The Early Middle Ages
The Early Middle Ages refers to a period in European history that followed the collapse of the Western Roman Empire. It is traditionally dated from the 5th to the end of the 10th century when Europe went through major political, economic, cultural, social, demographic changes.
Following the migration of the Germanic (ca. 300-500) and Slavic peoples (from the end of the 4th century to about 700), Europe saw the emergence of barbarian kingdoms most of which were short-lived and unable to maintain Roman institutions and infrastructure. By the end of the Early Middle Ages most of these kingdoms collapsed or were absorbed by their powerful neighbors such as the Carolingian Empire and the Byzantine Empire, while the Iberian Peninsula was captured by the Muslims in the early 8th century.
The Early Middle Ages was marked by economic decline although most historians believe that it was not as severe as previously thought. In addition, the economic decline in Western Europe started long before the deposition of the last Western Roman Emperor and even the beginning of the Migration Period.

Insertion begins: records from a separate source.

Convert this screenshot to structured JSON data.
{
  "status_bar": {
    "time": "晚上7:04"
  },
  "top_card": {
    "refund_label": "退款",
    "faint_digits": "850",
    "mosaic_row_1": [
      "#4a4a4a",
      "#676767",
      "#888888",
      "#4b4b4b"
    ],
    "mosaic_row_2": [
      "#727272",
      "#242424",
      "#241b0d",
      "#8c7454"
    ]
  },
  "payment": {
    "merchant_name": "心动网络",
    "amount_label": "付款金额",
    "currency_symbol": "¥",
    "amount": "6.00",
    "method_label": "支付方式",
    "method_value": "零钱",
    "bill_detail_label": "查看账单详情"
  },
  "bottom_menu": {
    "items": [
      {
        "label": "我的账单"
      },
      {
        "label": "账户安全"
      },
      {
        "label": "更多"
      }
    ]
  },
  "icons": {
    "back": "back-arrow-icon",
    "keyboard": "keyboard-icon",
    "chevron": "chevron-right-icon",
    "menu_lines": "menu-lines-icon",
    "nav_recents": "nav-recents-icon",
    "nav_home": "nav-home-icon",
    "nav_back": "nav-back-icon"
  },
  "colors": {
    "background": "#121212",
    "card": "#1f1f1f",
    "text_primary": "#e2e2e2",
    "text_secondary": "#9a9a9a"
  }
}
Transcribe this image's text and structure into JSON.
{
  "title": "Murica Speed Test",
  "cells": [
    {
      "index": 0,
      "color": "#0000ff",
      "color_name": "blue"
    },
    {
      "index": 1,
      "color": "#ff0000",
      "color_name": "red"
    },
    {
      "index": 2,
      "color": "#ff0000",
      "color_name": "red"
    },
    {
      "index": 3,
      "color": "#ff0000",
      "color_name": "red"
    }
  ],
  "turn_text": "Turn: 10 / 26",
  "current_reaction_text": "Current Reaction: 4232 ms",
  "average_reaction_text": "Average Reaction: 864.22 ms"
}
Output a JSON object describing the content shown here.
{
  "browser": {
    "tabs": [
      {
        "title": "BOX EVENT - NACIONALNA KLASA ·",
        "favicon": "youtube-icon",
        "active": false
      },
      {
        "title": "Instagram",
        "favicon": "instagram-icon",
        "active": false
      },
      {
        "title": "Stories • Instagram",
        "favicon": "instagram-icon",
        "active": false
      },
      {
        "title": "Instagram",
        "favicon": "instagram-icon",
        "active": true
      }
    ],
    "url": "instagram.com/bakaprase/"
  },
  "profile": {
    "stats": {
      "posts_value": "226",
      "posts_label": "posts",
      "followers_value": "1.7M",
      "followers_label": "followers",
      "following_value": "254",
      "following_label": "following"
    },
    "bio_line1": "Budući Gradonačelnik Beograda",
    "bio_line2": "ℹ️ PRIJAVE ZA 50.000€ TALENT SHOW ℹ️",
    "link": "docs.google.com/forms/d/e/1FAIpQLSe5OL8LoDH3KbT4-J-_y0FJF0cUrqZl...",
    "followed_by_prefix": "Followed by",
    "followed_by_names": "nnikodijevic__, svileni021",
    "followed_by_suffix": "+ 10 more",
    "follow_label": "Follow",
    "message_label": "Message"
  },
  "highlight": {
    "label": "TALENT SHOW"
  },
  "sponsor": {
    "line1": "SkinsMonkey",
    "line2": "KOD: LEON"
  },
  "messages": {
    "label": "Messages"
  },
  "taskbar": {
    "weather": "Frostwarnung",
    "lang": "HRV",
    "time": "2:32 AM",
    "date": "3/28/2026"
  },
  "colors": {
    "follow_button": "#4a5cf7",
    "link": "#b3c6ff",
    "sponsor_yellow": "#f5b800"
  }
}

The Roman Empire fell into severe economic, political, social and spiritual crisis in the 3rd century which resulted in far-reaching changes that gradually led to emergence of medieval Europe.
During the Crisis of the 3rd Century and the period that followed, the Roman Empire saw collapse of the traditional trade networks, decline of cities as economic and cultural centers, emergence of half-free tenant peasants (coloni) who worked on large Roman estates and paid a rent to the land holder, and rise of Christianity providing a model to the medieval economy, culture and social organization. By the end of the Early Middle Ages, manorialism (also referred to as seigneuralism) became the predominant economic and social system in Western and Central Europe, while the entire Europe was virtually Christianized.
The barbarian peoples were culturally backward in compare to highly developed Roman art, architecture and literature. No major constructions were built nor planned until the 8th century except for religious buildings most of which were baptisteries. On the other hand, Byzantine art and architecture reached their height during the Early Middle Ages and the majority of major scientific works were created by Byzantine scholars. The scholars in the West who were almost exclusively clergymen have been primarily concerned with theological issues.
Arrival of new peoples in Europe resulted in dramatic demographic and ethnic changes. The migration of the Germanic and Slavic peoples was followed by the arrival of the Avars and Bulgarians, while the end of the Early Middle Ages was marked by the invasions of the Hungarians and Vikings. A part of the indigenous population was killed but the vast majority merged with the new settlers which resulted in formation of new ethnic groups.